In the foregoing embodiments, capacitance variation is caused by changing the distance and the dielectric coefficient between two electrodes and can be expressed as:

ΔC=ɛAΔd=k·ɛ0AΔd.[Eq-2]

For example, assume that the touchpad of the present invention is touched by the tip of a pen, wherein the radius of the tip is 1.5 mm. Further assume that the fluid medium is air and the thickness d of each insulating block is 0.1 mm. Substitution of the related parameters into the equation Eq-2 yields a capacitance variation

ΔC=1.004×8.8854×10-12π×0.001520.0001=0.628pF.

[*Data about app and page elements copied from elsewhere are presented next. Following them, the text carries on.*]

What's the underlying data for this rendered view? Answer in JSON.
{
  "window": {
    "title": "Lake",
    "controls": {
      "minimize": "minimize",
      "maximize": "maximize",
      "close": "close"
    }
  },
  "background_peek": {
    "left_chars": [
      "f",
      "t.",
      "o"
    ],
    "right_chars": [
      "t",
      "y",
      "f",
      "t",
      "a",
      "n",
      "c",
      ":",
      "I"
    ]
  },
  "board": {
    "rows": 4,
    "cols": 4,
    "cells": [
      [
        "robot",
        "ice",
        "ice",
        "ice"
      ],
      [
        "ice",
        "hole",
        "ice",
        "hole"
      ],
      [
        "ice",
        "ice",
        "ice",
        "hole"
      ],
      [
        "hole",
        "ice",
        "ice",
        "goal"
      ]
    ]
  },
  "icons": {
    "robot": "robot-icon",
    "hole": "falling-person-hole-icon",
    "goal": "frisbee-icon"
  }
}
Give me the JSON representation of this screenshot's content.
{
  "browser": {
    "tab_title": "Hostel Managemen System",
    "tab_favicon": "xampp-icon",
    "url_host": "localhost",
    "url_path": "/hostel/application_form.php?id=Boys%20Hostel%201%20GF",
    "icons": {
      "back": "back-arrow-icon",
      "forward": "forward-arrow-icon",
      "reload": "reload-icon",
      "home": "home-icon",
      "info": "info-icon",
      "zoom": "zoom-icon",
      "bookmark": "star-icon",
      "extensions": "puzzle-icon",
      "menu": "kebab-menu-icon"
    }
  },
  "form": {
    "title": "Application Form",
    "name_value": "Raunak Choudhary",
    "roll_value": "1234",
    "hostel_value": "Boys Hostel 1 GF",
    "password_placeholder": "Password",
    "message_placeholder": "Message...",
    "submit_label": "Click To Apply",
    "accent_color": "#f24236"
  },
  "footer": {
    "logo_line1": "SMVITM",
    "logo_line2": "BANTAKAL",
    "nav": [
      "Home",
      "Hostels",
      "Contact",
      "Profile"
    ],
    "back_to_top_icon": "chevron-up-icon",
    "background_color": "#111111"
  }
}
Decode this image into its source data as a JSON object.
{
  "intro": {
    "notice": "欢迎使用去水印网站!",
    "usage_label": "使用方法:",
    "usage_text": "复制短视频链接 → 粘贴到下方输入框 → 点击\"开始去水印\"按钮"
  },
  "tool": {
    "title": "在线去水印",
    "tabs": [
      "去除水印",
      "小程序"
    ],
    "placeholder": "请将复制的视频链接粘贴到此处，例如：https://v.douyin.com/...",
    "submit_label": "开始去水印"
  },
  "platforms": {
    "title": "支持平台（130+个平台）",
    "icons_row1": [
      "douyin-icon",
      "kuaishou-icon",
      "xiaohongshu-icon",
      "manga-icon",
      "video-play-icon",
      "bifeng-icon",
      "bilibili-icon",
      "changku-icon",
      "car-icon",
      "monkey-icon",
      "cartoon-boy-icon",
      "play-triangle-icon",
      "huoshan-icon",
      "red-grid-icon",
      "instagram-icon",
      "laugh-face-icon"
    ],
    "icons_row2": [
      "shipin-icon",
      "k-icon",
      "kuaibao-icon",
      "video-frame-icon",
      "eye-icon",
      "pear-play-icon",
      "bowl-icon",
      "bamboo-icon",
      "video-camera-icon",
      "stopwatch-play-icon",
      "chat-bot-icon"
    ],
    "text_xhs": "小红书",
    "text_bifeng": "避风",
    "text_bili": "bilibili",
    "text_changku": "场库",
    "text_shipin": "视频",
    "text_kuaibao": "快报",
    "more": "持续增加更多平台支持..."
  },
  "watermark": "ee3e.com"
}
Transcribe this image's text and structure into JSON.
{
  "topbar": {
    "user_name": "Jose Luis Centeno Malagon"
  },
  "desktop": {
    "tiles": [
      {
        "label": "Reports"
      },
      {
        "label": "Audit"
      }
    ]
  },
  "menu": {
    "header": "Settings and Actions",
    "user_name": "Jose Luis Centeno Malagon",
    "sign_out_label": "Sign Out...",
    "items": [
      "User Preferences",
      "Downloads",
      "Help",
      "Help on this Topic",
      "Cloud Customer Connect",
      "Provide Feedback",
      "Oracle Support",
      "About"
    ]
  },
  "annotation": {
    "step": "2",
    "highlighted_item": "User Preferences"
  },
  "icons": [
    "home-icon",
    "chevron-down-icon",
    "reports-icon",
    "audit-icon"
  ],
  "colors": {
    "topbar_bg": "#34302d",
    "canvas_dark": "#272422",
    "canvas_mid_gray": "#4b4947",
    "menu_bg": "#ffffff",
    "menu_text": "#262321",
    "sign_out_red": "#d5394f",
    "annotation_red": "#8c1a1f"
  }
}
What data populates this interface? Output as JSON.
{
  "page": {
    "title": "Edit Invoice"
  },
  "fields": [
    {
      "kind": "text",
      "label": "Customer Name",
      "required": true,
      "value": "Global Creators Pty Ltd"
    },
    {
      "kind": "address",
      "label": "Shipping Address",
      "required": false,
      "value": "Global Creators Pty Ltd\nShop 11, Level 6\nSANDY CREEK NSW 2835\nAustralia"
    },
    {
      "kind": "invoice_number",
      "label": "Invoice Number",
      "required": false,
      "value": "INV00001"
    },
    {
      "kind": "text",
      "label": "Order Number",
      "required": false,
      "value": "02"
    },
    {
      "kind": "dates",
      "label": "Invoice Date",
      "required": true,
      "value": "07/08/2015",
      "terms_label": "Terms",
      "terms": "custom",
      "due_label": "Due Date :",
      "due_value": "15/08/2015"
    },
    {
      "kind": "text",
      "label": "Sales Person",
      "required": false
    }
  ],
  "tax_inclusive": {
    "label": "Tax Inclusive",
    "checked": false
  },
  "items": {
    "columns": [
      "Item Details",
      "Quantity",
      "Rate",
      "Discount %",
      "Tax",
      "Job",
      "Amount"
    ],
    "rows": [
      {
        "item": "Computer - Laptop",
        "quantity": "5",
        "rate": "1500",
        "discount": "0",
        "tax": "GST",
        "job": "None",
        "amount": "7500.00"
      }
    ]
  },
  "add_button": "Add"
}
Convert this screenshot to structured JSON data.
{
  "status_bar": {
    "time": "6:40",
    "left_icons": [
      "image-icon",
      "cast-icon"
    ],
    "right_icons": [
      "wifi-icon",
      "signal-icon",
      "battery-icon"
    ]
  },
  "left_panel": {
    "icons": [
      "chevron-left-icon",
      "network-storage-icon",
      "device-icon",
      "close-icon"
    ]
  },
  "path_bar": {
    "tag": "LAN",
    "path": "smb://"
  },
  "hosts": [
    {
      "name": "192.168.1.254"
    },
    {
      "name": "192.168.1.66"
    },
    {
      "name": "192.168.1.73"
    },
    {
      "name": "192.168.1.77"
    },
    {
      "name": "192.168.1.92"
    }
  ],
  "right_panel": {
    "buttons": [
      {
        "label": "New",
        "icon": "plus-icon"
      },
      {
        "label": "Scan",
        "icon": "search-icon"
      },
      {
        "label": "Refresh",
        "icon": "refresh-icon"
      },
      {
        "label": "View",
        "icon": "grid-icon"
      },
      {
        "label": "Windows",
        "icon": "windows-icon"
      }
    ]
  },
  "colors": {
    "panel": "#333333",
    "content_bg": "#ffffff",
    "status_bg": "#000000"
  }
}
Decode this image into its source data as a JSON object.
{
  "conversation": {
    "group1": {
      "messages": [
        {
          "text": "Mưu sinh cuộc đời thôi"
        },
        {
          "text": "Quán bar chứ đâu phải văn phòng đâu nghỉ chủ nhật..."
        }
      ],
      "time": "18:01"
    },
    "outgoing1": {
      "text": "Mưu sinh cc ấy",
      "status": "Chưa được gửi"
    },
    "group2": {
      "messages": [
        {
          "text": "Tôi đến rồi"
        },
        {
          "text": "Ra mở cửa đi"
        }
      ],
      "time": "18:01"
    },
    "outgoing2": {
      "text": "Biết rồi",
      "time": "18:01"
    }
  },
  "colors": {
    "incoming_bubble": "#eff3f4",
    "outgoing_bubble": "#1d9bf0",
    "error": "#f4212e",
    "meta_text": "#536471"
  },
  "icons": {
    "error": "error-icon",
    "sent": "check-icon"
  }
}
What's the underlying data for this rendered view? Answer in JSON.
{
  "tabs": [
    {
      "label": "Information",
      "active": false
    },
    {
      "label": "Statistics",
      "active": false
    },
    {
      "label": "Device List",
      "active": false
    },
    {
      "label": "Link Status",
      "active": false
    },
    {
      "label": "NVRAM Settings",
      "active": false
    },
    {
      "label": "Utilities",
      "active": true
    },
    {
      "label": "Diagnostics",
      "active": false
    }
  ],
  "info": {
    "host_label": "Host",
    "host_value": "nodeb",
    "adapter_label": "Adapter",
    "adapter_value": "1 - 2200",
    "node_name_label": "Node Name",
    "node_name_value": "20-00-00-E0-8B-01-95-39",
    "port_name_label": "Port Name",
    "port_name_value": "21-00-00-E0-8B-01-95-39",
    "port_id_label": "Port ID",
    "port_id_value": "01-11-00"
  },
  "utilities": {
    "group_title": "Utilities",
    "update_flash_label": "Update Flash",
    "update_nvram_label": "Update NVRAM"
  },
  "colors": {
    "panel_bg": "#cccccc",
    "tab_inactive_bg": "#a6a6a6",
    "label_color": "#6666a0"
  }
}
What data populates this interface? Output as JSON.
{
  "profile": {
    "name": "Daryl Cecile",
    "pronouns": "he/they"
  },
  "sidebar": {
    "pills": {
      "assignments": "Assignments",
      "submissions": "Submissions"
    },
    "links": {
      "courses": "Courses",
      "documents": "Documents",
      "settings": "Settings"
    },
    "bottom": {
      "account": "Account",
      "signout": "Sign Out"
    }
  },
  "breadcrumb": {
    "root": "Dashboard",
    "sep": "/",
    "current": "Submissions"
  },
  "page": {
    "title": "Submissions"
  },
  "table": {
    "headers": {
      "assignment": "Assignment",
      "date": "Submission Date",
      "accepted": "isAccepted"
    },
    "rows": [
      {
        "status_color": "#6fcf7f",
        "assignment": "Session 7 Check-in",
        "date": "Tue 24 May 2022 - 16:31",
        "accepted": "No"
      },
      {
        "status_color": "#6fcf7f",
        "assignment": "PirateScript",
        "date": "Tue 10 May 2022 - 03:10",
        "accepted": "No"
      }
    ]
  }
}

FIG. 10 is a schematic perspective view of the insulating blocks 16 and 18 provided on the upper and lower surfaces of the resilient layer in each of the foregoing embodiments. The present invention imposes no limitations on the structures and shapes of the insulating blocks 16 and 18, provided that the insulating blocks on the upper surface are offset in position with respect to the insulating blocks on the lower surface. FIGS. 11-13 are top views showing different arrangements of the insulating blocks 16 and 18. In the embodiments shown in FIGS. 1 and 6, the resilient conductive layers can be made of a conductive poly styrene film or a conductive ITO film. In the embodiments shown in FIGS. 4 and 8, the resilient insulating layers can be made of poly ethylene terephthalate, FR4, polyimide, Mylar, poly carbonate or ethylene-vinyl acetate copolymer. The insulating blocks can be formed by ink printing in multiple layers, applying a double-sided adhesive tape, etching, non-conductive vacuum metallization, and so on.